The Obama administration has announced that federal agencies will no longer pursue criminal charges against people who use or supply medical marijuana in states where it is legal.
( Note: North Carolina is not among those 14 states. )
I have long wondered why marijuana cannot be legally used to relieve the pain and discomfort of cancer patients suffering debilitating nausea after chemotherapy. Why should marijuana be different from other prescription painkillers, many of which are dangerous and addictive and also subject to abuse?
Medicine has turned me off since childhood, when my mother plied me with foul-tasting potions to relieve the symptoms of head colds, a winter-long plague. I often wondered why she didn't catch on that these awful-tasting emulsions were not even alleviating the symptoms.
As I grew older, Mother declared that I was old enough to take medicine without supervision. I promptly poured the medicine spoonful by spoonful into the wood box in my bedroom, where it left a smelly residue discovered by a relative foraging for indoor firewood.
I once hid the castor oil in a nook in an antique dresser gracing our guest bedroom. I figured no one would find it in such a secret place, but that ploy didn't work either.
In adulthood my response to painkillers is mixed. I turned down a painkiller for a bone fracture in my foot. I figured that I would be just fine once I got home with my neatly Ace-bandaged foot. By midnight, I was climbing the walls with pain. But when I took a painkiller for pneumonia years later, my recovery was delayed several days because of Tylenol 3 side effects.
After a root canal, I was scared witless when the pharmacist asked for personal information required by the federal Drug Enforcement Agency. I took one pill, then decided the pain wasn't bad enough to risk a DEA raid. After a biopsy left my tongue very sore indeed, I declined to fill the prescription for a painkiller. It was more fun to treat that pain with milkshakes.
Our perspective on many social ills is often shaped more by popular lore than by facts. Pain is very real and is to be taken seriously.
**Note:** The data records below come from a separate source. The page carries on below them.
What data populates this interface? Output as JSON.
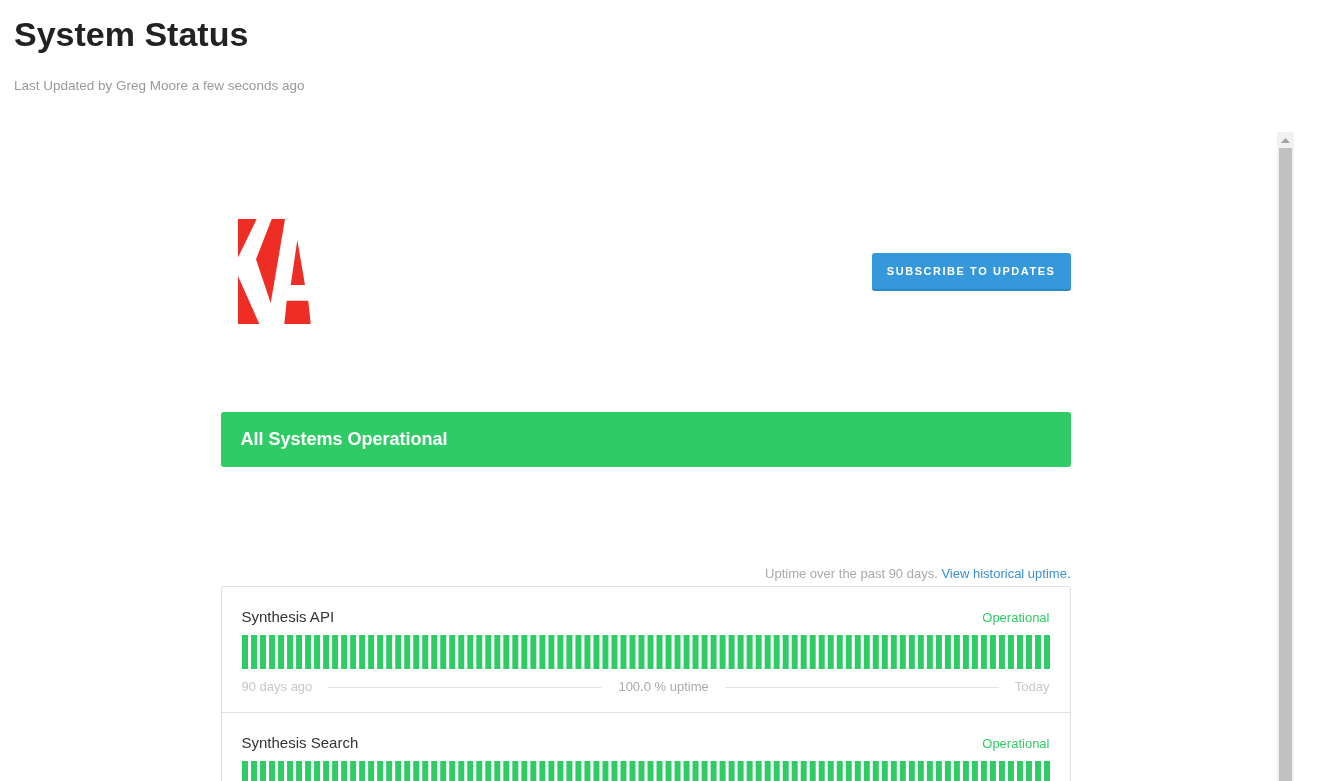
{
  "page": {
    "title": "System Status",
    "last_updated": "Last Updated by Greg Moore a few seconds ago"
  },
  "status_page": {
    "subscribe_button": "SUBSCRIBE TO UPDATES",
    "banner": {
      "text": "All Systems Operational",
      "operational": true
    },
    "uptime_caption": {
      "text": "Uptime over the past 90 days.",
      "link": "View historical uptime."
    },
    "components": [
      {
        "name": "Synthesis API",
        "status": "Operational",
        "operational": true,
        "range_start": "90 days ago",
        "uptime": "100.0 % uptime",
        "range_end": "Today"
      },
      {
        "name": "Synthesis Search",
        "status": "Operational",
        "operational": true
      }
    ]
  }
}
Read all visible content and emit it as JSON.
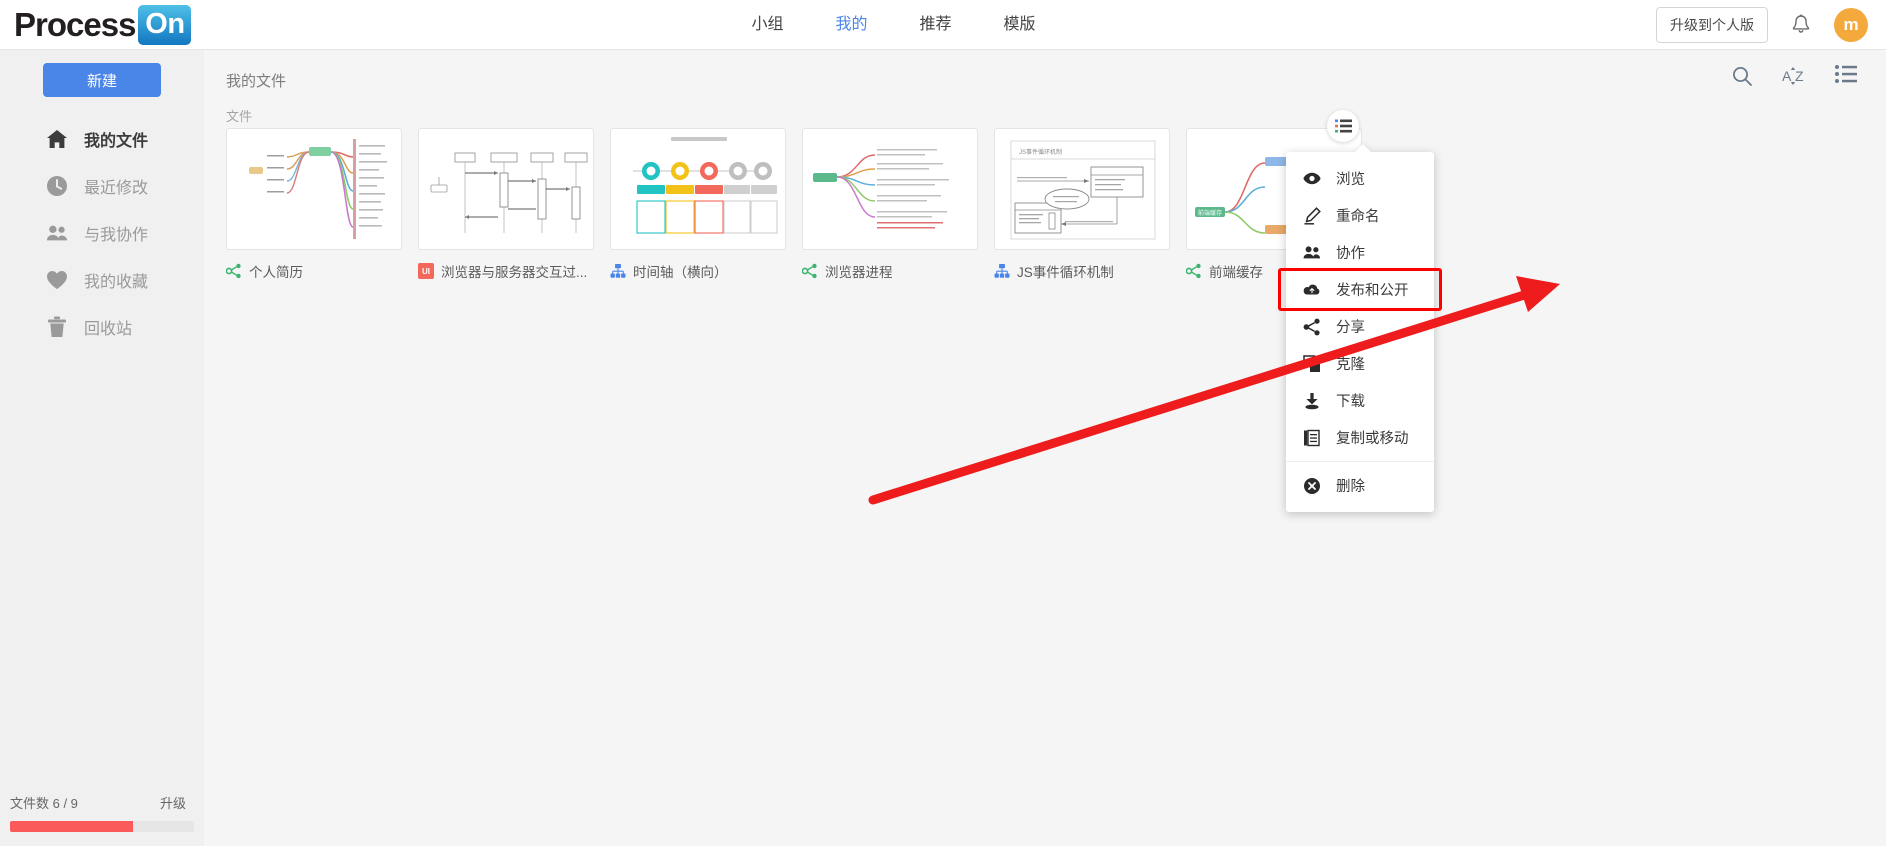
{
  "brand": {
    "name_dark": "Process",
    "name_light": "On",
    "accent": "#1277c1"
  },
  "topnav": {
    "items": [
      {
        "label": "小组",
        "active": false
      },
      {
        "label": "我的",
        "active": true
      },
      {
        "label": "推荐",
        "active": false
      },
      {
        "label": "模版",
        "active": false
      }
    ],
    "upgrade_label": "升级到个人版",
    "avatar_initial": "m",
    "accent": "#4a86e8"
  },
  "sidebar": {
    "new_button": "新建",
    "items": [
      {
        "label": "我的文件",
        "icon": "home-icon",
        "active": true
      },
      {
        "label": "最近修改",
        "icon": "clock-icon",
        "active": false
      },
      {
        "label": "与我协作",
        "icon": "people-icon",
        "active": false
      },
      {
        "label": "我的收藏",
        "icon": "heart-icon",
        "active": false
      },
      {
        "label": "回收站",
        "icon": "trash-icon",
        "active": false
      }
    ]
  },
  "footer": {
    "count_label": "文件数 6 / 9",
    "upgrade_label": "升级",
    "progress_percent": 67,
    "progress_color": "#fa5a5a"
  },
  "main": {
    "breadcrumb": "我的文件",
    "section_label": "文件",
    "toolbar": [
      {
        "name": "search-icon",
        "label": "搜索"
      },
      {
        "name": "sort-az-icon",
        "label": "AZ"
      },
      {
        "name": "list-view-icon",
        "label": "列表视图"
      }
    ]
  },
  "files": [
    {
      "name": "个人简历",
      "type_icon": "mindmap-icon",
      "icon_color": "#3eb370",
      "thumb": "mindmap"
    },
    {
      "name": "浏览器与服务器交互过...",
      "type_icon": "ui-badge",
      "icon_color": "#f2695c",
      "thumb": "sequence"
    },
    {
      "name": "时间轴（横向）",
      "type_icon": "flowchart-icon",
      "icon_color": "#4a86e8",
      "thumb": "timeline"
    },
    {
      "name": "浏览器进程",
      "type_icon": "mindmap-icon",
      "icon_color": "#3eb370",
      "thumb": "mindmap2"
    },
    {
      "name": "JS事件循环机制",
      "type_icon": "flowchart-icon",
      "icon_color": "#4a86e8",
      "thumb": "flowchart"
    },
    {
      "name": "前端缓存",
      "type_icon": "mindmap-icon",
      "icon_color": "#3eb370",
      "thumb": "mindmap3"
    }
  ],
  "context_menu": {
    "items": [
      {
        "label": "浏览",
        "icon": "eye-icon",
        "highlighted": false
      },
      {
        "label": "重命名",
        "icon": "pencil-icon",
        "highlighted": false
      },
      {
        "label": "协作",
        "icon": "people-icon",
        "highlighted": false
      },
      {
        "label": "发布和公开",
        "icon": "cloud-upload-icon",
        "highlighted": true
      },
      {
        "label": "分享",
        "icon": "share-icon",
        "highlighted": false
      },
      {
        "label": "克隆",
        "icon": "clone-icon",
        "highlighted": false
      },
      {
        "label": "下载",
        "icon": "download-icon",
        "highlighted": false
      },
      {
        "label": "复制或移动",
        "icon": "copy-move-icon",
        "highlighted": false
      },
      {
        "label": "删除",
        "icon": "delete-circle-icon",
        "highlighted": false
      }
    ],
    "divider_after_index": 7,
    "highlight_color": "#ff0000"
  },
  "annotation": {
    "arrow_color": "#ee1c1c"
  }
}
Puffing away at pot hardly seems worth getting the feds' bloomers in a bunch when it might make life a little less miserable for someone really sick.
Marijuana, cocaine and heroin were rarely mentioned in my childhood. Instead, the focus was on illegal manufacture of alcoholic beverages. News of the day centered on discovery of the latest liquor still and arrest of its operators, many of whom were church-going teetotalers.
It took me years to understand that the reason law-enforcement people were so enthusiastic about nailing illegal liquor manufacturers had almost nothing to do with the health, welfare and moral well-being of the public. It was all about collecting taxes on non-tax-paid beverages.
Sadly for North Carolina farmers, two crops that grow abundantly here are hazardous to your health: tobacco and marijuana. One is already illegal, and the other is rapidly falling from grace.
Even the relatively conservative "Law and Order" TV series has turned a sympathetic eye on medical marijuana use. Lt. Van Buren, my favorite character in the series, recently turned to pot ( a gift from her husband ) because she was unable to eat as a result of chemotherapy. Naturally she was busted by her supervisor, but instead of decreeing disciplinary action, he shared advice on how to conceal the odor on clothing and body.
If opponents of legalizing medical marijuana are really serious about curbing drug abuse, maybe they should consider banning all powerful painkillers now legally prescribed for a multitude of painful ailments. That would level the playing field for everyone in pain.
Critics of the pot remedy argue that other drugs are available to treat post-chemo nausea. True, but they cost more.
November 13, 2009